Friday, June 17, 2005

Edits like whaaaaat

OK, so it's two weeks after I promised I'd rectify my previous stabs at how US soldiers were slapped on the wrist for some attacks and murders of Iraqis. The verdict that seems the most egregious is the acquittal of Ilario Pantani for shooting two men who had fled by car from US troops in the wake of US troops finding some arms at their house. After being captured and flex-cuffed, US troops had searched their car and found no arms. The two suspects, Hamaady Kareem and Tahah Ahmead Hanjil, were then uncuffed so that they could look in the car for further arms. After finding nothing, Pantani stated that the two men had "pivoted their bodies toward each other sumultaneously, while still speaking in muffled Arabic", according to this LA Times article of May 27. This suggested to Pantani that the men were about to attack him. OK, so what language were they supposed to speak in? They're in fucking Iraq, so it shouldn't be the biggest surprise that they're not speaking English!! And simply because they lean toward each other and speak in muffled tones they're about to attack you? Turning toward one another without weapsons is prohibited? They need to be shot 60 times? These men were not armed and were outnumbered. And yet the US troops are the ones on edge. (Hmmm....sounds a lot like the claims of cops in big cities. "Yeah, the man turned toward us with what appeared to be a gun. Oh, sorry, we shot him 30 times and it was only a wrench. My bad. Sorry about your future. It was a mistake. I'll um, buy you some good wine and wish you the best. My bad.) Pantani's military defender, Lt. Col. Mark Winn wrote that "prosecutors had not proved their charges in a case that was undermined by contradictory testimony." However, Winn also wrote that Pantani "should receive administrative punishment for 'desecrating' the men's bodies." Also, it turns out that Pantani "had disciplined a sergeant who testified against him." However, this statement is stuck right in the middle of the stories, up against a picture of this motherfucker so that the words are one or two a line and some are broken up. Surely an explanation of this action might have been warranted in the paper. Of course, Winn's recommendations for punishment of the man were rejected by the judge in the case, Maj. Gen. Richard Huck, commander of the second Marine division. I just don't see how those men's actions might warrant 60 shots, or even one. They have no weapons, they are outnumbered, they simply pivot their bodies toward each other and say something in their native tongue. The world is fucked.

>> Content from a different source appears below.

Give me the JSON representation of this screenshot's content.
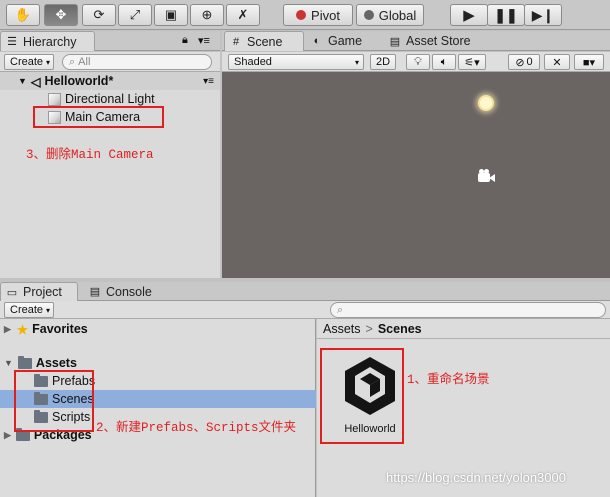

Thursday, June 02, 2005

Life getting in the way of blogging

Sorry about this. Nearly finished my MA and it's keepin' me kinda occupied right now. Have been reading lots of the accounts of the acquittals of US soldiers over mistreatment of detainees and regular public citizens in Iraq. Don't wanna paint with too broad a brush-I read some accounts that seemed reasonable, but the large majority seemed only too happy to tersely report that the allegations of the accuser couldn't be proven or were deemed lacking in credibility. The accounts I speak of were all from the LA Times in late May. One featured the acquittal of a guy who shot an Iraqi motorist after this guy had been pulled over and dispossessed of some weapons. AFTER they'd taken the weapons, this soldier claimed that the man was moving menacingly toward him. OK, so he doesn't have any more weapons, you've determined that. So why must you shoot him 40 times, even after he's known to be dead? Oh yeah, and then desecrated him in death by putting a sign over him saying Iraqis-Best Friends, Worst Enemies. Fucker. This from a guy who joined the military in the wake of the tragedy of Sept. 11. Um, fucker, you're fighting in the wrong country against people who did NOTHING to you. Yes yes kids, and there's lots more where that come from. So don't go anywhere, we'll be right back with Georgie's Shop of Invasion Horrors right after this!!!